Because all the values of word frequencies are positive, Cosine Similarity can only have a value between 0 and 1, and Cosine Distance is merely 1 – Cosine Similarity. The Average Cosine Distance is then computed by taking the average of the computed Cosine Distance for all articles in a given year and directorate.
Aggregate Word Embedding Cosine Distance Technique: The set of word embeddings (Facebook Open Source, 2021) maps words to vectors of 300 real numbers. These vectors can be summed up to represent the aggregate semantic content of all the text in an entire award or all of the text in all awards in a given directorate in a given year.
The cosine distance of the aggregate word embedding vector of an individual award to the aggregate word embedding vector of all the text in all awards in the directorate and year to which it belongs can be calculated as follows:
The Average Cosine Distance of Aggregate Word Embeddings from the Mean is then computed by taking the average of the computed Cosine Distance for all articles in a given year and directorate.
There is a correlation coefficient of -0.49 between the average word length of award abstracts and the average cosine distance of word frequency distributions within each directorate and year. This effect occurs when all of the words in each individual award abstract are analyzed. To correct for this effect (which made it seem like cosine distance was decreasing more dramatically), instead of using all the words in the award text, 100 words were randomly sampled from each award and these words were used in the processes described in this Appendix to produce the document similarity findings shown in the Results section.
- 1Feynman, Richard P. 1974. “Cargo Cult Science.” Engineering and Science (37): 10–13.
- 2Collison, Patrick and Michael Nielsen. Nov. 16, 2018. “Science is Getting Less Bang for its Buck.” The Atlantic. Available at https://www.theatlantic.com/science/archive/2018/11/diminishing-returns-science/575665/.
- 3Chu, Johan. S. G., and James Evans. 2021. “Slowed Canonical Progress in Large Fields of Science.” Proceedings of the National Academy of Sciences (118).
- 4“About the National Science Foundation.” 2021. National Science Foundation. Available at https://www.nsf.gov/about/.
- 5“NSF Awards Search: Download Awards by Year.” 2021. National Science Foundation. Available at https://nsf.gov/awardsearch/download.jsp.
- 6Code for this project available at https://github.com/Loafie/nsfAnalysis
- 7“English Word Vectors.” 2021. Facebook Open Source. Available at https://fasttext.cc/docs/en/english-vectors.html.
- 8“NSF Awards Search: Download Awards by Year.” 2021. National Science Foundation.
- 9“Stop Words List.” 2021. COUNTWORDSFREE. Available at https://countwordsfree.com/stopwords.
- 10“NLTK :: Natural Language Toolkit.” 2021. NLTK Project.

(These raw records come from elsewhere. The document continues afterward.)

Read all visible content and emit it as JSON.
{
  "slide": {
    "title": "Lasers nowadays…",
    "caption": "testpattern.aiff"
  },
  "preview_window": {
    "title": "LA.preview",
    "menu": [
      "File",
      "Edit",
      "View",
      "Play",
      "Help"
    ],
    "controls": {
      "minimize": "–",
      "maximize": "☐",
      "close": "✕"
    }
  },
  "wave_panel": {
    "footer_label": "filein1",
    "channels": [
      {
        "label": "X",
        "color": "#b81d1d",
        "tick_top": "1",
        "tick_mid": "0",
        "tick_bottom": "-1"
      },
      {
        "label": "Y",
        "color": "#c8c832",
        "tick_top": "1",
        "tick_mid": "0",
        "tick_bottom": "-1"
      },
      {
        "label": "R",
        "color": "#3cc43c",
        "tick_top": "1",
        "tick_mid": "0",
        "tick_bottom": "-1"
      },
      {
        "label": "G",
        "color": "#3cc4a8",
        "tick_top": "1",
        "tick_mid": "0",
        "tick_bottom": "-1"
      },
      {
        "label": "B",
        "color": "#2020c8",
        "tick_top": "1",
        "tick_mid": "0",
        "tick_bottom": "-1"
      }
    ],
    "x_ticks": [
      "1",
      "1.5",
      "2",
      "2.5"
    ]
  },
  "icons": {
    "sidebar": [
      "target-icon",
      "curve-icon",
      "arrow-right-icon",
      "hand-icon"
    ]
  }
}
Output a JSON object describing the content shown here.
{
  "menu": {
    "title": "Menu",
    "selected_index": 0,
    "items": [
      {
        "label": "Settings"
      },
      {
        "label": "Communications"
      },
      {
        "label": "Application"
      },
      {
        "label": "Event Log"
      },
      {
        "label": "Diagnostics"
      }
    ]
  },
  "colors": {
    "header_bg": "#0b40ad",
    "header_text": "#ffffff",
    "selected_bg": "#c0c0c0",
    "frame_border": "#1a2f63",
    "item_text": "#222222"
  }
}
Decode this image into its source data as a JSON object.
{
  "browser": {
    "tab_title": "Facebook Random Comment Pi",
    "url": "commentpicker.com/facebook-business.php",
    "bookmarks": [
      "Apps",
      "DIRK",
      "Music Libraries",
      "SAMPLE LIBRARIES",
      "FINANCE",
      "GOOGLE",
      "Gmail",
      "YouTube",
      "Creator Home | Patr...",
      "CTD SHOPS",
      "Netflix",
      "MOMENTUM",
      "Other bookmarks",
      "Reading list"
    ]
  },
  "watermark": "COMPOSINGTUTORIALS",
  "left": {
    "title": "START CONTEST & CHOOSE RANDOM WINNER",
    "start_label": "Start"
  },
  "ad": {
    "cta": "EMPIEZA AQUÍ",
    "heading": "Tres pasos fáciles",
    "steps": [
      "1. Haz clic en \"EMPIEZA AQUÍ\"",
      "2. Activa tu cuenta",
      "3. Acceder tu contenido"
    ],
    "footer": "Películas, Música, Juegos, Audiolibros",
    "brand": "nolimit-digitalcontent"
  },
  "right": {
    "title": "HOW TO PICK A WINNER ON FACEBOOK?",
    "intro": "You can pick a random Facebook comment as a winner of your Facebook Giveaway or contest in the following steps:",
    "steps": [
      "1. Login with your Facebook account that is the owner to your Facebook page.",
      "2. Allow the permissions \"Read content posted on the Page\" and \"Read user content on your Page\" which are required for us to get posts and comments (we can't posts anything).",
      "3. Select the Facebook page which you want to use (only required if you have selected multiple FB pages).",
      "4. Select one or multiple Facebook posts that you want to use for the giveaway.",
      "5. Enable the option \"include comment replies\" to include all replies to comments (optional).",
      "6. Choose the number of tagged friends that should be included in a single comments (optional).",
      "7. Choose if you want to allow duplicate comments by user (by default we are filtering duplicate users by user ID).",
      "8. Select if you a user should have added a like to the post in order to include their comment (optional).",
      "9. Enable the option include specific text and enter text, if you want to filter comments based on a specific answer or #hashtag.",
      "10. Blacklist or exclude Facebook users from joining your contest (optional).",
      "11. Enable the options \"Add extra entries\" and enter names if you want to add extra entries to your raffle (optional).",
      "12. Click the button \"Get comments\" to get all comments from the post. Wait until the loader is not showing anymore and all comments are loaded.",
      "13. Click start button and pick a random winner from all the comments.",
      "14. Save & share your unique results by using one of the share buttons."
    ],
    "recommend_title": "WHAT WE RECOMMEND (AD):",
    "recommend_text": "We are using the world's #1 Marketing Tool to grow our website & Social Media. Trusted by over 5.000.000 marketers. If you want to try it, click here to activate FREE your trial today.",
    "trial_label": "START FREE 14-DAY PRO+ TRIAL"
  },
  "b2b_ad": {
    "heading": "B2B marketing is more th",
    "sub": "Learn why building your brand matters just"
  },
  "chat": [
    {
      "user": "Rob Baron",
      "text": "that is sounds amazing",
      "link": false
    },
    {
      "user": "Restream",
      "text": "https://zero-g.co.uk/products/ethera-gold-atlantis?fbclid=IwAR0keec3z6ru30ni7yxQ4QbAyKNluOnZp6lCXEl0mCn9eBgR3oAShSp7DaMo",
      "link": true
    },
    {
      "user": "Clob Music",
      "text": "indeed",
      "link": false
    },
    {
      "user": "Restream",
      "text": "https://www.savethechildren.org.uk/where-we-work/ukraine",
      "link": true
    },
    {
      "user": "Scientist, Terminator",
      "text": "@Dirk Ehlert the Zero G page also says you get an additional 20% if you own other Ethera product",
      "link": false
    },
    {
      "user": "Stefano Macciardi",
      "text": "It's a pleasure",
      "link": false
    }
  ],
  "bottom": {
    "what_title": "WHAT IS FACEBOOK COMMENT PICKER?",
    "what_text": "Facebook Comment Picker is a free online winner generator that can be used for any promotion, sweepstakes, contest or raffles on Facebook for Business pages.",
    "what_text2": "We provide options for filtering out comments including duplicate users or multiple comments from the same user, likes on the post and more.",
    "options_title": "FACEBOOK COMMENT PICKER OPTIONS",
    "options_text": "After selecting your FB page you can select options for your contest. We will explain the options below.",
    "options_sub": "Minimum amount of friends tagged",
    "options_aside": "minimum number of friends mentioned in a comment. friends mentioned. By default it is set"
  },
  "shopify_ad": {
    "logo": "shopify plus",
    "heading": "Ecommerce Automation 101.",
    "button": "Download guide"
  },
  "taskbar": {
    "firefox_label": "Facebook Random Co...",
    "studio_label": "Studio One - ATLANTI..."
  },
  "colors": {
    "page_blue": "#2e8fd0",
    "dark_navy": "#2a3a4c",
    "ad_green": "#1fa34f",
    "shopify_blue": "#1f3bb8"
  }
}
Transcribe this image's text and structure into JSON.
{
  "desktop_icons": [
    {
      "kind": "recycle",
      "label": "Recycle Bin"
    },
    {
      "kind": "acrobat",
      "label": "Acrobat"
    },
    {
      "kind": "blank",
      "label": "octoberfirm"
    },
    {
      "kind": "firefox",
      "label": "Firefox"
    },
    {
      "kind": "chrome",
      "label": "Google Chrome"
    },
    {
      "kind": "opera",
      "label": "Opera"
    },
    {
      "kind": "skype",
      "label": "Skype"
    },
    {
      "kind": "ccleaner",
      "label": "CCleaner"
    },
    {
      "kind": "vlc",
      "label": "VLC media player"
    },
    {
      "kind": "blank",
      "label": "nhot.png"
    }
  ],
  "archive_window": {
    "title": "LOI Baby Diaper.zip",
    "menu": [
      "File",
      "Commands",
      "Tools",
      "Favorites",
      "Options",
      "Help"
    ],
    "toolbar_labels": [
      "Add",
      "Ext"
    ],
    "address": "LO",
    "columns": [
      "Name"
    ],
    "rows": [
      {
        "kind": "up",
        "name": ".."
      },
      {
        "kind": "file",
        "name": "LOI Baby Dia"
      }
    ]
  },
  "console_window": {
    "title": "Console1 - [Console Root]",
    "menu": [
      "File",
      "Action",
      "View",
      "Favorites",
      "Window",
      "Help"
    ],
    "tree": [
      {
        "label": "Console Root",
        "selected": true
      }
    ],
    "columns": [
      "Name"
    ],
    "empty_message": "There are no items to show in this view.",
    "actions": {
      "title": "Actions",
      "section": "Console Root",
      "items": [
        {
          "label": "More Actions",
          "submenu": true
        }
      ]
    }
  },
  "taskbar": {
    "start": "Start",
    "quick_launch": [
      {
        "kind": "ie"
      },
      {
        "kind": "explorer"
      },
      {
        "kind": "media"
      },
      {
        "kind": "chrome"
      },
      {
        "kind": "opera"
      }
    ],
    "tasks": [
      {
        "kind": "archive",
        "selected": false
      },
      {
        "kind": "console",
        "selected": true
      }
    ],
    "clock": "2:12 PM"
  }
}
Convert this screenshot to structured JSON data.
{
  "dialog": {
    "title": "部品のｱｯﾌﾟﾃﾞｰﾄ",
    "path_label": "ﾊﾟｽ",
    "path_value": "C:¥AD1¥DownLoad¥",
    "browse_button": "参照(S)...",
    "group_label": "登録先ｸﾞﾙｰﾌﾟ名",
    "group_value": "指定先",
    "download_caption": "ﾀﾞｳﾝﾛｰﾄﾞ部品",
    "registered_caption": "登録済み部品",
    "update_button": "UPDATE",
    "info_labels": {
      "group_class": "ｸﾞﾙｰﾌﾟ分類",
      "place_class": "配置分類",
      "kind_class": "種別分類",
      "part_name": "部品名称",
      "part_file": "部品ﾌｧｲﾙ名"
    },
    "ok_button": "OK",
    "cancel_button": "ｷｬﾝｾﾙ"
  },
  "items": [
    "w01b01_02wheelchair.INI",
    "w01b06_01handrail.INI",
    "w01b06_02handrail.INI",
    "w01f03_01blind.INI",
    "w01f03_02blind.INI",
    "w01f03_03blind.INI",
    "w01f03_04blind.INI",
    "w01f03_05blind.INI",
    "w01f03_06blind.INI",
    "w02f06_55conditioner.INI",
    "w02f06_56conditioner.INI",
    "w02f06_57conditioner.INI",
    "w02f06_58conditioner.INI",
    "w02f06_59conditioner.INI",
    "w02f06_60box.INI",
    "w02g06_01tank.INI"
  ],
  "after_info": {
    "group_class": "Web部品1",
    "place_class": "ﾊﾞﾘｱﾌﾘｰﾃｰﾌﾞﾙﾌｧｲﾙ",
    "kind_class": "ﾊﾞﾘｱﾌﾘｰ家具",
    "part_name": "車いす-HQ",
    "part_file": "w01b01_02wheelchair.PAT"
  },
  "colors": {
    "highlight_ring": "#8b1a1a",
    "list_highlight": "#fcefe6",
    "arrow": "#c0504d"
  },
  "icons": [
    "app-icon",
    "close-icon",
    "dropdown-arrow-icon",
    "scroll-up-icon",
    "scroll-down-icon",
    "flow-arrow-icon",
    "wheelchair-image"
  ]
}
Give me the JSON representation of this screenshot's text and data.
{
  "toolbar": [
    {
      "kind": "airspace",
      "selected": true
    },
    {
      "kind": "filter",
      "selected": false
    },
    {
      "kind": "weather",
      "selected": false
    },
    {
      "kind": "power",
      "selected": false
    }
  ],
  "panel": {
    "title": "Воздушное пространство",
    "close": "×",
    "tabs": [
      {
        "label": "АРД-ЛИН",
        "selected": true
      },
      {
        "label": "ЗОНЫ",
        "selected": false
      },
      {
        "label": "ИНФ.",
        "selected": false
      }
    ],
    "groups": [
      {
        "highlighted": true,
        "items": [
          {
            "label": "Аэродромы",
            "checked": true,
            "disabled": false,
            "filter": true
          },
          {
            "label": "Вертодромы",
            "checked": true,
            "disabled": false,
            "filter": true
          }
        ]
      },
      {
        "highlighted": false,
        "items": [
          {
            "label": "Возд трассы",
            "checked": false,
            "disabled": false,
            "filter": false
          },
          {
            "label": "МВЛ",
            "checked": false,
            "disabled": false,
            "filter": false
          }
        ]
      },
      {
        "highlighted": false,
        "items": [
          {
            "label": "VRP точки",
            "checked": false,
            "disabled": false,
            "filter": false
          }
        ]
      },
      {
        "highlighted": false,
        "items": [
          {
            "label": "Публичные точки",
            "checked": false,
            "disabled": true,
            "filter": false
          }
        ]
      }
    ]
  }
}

Available at http://www.nltk.org/.
- 11“CommonCrawl.” 2021. CommonCrawl Foundation. Available at https://commoncrawl.org/; “English Word Vectors.” 2021. Facebook Open Source.